In addition to food choices, we measure all resource choices by their impacts on animals. In general terms, this implies we favour recyclable and upcycled materials over those which are consumed and thrown away. If two materials are interchangable, we favour the one with the lowest land footprint, all other things being equal.

 

AJP favours sources of clean energy that minimise habitat destruction or other harmful impacts on animals and the environment.

 

These principles drive policy decisions in all of the following policies with an environmental component.

 

Human diet
Climate change
Natural gas
Marine animals

 

Key Objectives

 

  1. To implement our dietary and education policies which will pave the way to an animal production phase out, thus allowing reforestation on those lands where it’s feasible.
  2. To back comprehensive research into all forms of clean energy, both for electricity and transportation.
  3. To transform to a clean energy infrastructure.

 

Background

 

The area of Australia is about 770 million hectares and our cities, towns and suburbs occupy less than 3 million of those hectares.

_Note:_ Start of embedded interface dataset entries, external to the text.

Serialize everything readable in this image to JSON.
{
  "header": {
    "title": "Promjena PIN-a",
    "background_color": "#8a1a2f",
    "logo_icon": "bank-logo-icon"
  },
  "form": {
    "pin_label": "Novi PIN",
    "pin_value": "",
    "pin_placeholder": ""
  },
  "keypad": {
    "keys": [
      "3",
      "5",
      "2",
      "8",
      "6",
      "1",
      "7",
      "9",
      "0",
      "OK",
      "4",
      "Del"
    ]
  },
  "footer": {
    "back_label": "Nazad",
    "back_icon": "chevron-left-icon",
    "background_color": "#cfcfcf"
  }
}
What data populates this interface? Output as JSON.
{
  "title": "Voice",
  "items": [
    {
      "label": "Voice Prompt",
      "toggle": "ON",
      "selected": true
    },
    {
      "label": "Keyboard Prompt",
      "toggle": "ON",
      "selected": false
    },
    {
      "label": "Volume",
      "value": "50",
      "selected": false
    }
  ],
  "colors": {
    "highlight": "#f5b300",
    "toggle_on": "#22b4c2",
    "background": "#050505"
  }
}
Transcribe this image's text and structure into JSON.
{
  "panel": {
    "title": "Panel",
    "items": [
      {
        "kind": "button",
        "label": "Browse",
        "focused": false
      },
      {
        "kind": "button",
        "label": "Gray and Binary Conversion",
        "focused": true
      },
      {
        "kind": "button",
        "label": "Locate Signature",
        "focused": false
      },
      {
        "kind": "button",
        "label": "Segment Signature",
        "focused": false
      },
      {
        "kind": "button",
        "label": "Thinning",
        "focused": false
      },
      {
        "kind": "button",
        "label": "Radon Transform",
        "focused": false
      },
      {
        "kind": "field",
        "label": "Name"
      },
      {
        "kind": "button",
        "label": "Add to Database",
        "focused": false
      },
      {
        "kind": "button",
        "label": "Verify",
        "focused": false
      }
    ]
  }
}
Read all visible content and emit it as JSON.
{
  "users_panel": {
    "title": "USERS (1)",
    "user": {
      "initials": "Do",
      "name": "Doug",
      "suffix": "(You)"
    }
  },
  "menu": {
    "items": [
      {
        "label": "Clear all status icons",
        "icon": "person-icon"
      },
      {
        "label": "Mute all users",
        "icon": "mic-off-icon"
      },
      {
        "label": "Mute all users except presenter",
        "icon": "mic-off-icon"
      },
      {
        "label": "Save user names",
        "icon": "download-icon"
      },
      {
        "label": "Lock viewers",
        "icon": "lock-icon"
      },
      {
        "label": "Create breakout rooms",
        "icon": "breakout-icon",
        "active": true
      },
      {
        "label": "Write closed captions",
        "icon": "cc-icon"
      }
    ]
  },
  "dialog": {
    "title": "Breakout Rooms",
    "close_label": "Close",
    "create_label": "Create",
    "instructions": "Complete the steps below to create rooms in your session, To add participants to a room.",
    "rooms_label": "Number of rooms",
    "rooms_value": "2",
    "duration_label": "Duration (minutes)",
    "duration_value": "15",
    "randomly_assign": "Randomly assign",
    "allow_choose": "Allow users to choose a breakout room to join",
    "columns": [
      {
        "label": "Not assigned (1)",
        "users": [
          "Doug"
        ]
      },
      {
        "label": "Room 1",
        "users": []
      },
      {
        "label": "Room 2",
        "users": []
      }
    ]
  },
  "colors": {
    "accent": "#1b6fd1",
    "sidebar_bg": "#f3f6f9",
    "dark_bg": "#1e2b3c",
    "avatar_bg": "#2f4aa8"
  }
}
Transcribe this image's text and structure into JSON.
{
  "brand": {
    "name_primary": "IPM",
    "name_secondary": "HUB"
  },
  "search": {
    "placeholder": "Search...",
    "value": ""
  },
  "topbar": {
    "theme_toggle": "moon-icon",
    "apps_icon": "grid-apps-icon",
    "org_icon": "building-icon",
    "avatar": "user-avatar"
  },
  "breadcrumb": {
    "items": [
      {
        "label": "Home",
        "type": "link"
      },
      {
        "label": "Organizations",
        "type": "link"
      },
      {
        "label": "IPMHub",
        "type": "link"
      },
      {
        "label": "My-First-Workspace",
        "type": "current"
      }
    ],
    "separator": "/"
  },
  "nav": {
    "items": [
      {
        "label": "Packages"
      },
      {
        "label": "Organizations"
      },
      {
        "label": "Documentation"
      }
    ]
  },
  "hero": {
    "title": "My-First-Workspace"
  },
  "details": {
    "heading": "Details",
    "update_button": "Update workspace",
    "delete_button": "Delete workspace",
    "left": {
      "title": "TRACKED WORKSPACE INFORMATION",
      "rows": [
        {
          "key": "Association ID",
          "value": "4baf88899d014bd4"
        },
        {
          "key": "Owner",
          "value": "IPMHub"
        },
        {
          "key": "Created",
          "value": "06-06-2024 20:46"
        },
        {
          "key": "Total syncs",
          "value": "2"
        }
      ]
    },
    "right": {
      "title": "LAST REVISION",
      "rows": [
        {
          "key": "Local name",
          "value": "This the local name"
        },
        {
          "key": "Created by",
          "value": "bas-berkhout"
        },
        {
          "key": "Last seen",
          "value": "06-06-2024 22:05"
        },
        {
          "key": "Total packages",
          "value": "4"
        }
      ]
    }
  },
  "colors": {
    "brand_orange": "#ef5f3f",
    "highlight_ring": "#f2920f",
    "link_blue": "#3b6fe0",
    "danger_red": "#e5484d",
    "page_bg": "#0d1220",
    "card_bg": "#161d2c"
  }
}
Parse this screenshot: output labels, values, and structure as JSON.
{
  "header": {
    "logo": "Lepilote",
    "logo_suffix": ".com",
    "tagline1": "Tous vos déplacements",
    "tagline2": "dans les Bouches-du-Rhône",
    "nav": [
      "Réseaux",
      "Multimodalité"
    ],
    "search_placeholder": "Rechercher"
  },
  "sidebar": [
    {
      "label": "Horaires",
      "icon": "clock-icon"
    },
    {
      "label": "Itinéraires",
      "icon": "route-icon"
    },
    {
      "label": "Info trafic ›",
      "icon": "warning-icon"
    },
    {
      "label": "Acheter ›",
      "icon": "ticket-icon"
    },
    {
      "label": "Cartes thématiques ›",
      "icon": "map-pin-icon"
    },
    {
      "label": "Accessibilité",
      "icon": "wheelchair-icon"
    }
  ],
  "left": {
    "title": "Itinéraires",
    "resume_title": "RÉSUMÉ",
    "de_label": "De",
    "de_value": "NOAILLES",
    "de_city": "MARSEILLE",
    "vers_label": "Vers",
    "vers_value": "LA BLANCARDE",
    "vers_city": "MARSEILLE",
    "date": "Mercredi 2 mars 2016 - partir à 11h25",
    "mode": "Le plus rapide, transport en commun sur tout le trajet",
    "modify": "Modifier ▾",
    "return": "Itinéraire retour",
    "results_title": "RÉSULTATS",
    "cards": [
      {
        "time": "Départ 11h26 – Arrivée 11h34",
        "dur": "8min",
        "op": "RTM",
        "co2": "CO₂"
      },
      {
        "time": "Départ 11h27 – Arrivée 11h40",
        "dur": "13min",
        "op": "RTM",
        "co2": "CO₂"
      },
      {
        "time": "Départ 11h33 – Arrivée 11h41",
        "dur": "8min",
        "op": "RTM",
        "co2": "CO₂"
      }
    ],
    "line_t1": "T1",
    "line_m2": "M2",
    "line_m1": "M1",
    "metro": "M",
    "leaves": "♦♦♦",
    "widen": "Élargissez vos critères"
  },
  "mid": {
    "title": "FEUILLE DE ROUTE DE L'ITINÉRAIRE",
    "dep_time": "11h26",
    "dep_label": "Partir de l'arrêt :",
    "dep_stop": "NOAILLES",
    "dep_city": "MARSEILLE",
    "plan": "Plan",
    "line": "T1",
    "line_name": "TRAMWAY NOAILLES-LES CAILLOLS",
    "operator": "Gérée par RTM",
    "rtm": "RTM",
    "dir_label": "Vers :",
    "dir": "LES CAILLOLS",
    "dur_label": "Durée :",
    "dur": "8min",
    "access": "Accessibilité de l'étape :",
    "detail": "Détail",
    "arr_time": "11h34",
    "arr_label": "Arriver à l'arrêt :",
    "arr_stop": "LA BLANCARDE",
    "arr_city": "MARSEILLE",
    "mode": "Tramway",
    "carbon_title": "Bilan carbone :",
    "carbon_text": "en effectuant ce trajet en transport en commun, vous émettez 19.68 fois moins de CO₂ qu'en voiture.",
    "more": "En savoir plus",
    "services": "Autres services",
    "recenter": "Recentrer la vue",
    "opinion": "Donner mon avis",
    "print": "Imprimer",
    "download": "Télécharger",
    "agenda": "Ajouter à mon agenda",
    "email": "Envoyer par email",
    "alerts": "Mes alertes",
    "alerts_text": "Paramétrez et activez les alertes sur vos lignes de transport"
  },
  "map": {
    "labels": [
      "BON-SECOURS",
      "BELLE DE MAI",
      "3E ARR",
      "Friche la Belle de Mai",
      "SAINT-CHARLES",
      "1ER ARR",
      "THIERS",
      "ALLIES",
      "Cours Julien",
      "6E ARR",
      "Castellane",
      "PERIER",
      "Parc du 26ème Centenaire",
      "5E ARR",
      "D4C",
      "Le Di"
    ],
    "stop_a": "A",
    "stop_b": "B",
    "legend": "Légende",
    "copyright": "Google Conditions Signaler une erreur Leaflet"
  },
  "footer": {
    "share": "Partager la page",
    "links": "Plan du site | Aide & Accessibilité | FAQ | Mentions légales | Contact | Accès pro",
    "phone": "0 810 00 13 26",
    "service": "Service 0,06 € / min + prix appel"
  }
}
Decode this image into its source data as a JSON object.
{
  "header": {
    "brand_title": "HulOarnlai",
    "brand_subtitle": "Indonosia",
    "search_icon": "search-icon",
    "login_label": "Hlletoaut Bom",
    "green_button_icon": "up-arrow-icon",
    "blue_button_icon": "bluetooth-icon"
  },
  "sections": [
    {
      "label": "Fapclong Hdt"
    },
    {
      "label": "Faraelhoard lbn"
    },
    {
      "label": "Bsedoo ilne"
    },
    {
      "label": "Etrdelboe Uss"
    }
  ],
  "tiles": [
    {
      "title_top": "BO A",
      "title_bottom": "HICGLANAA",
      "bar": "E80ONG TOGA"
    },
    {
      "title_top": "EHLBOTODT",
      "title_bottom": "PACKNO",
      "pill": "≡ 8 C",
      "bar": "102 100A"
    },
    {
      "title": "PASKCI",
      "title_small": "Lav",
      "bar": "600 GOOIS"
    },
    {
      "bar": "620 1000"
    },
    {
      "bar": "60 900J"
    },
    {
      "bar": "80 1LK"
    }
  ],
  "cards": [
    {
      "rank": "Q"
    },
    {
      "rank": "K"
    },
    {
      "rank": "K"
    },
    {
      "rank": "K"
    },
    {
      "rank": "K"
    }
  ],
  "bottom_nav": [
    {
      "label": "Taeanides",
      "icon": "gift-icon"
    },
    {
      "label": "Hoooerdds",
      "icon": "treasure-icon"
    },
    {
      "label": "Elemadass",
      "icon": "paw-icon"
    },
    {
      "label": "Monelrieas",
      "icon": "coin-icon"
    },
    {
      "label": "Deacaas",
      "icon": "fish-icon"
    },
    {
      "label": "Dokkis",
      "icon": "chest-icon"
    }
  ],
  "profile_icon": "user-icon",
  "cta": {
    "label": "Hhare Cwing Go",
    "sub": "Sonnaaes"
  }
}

Our biggest impact on Australia is via our food choices with our sheep and cattle grazing over 400 million hectares of native vegetation and a further 70 million hectares of improved pasture; meaning land which has been cleared, planted and fertilised.

 

But we know that Australia is full of wide open spaces, globally the human impact of the animals we farm is even more extreme. Wildlife is in retreat everywhere. It has been estimated that the weight of all the people on the planet is now 11 times bigger than the weight of all the planet’s wild mamals; with the weight of our 1.4 billion cattle being 16 times bigger than the weight of those wild animals. The AJP understands that our environmental impact on the planet is largely a function of food choices.

 

The mainstream environment movement’s neglect of the impact of food choices on the environment renders them fundamentally, if unwittingly, anti-wildlife.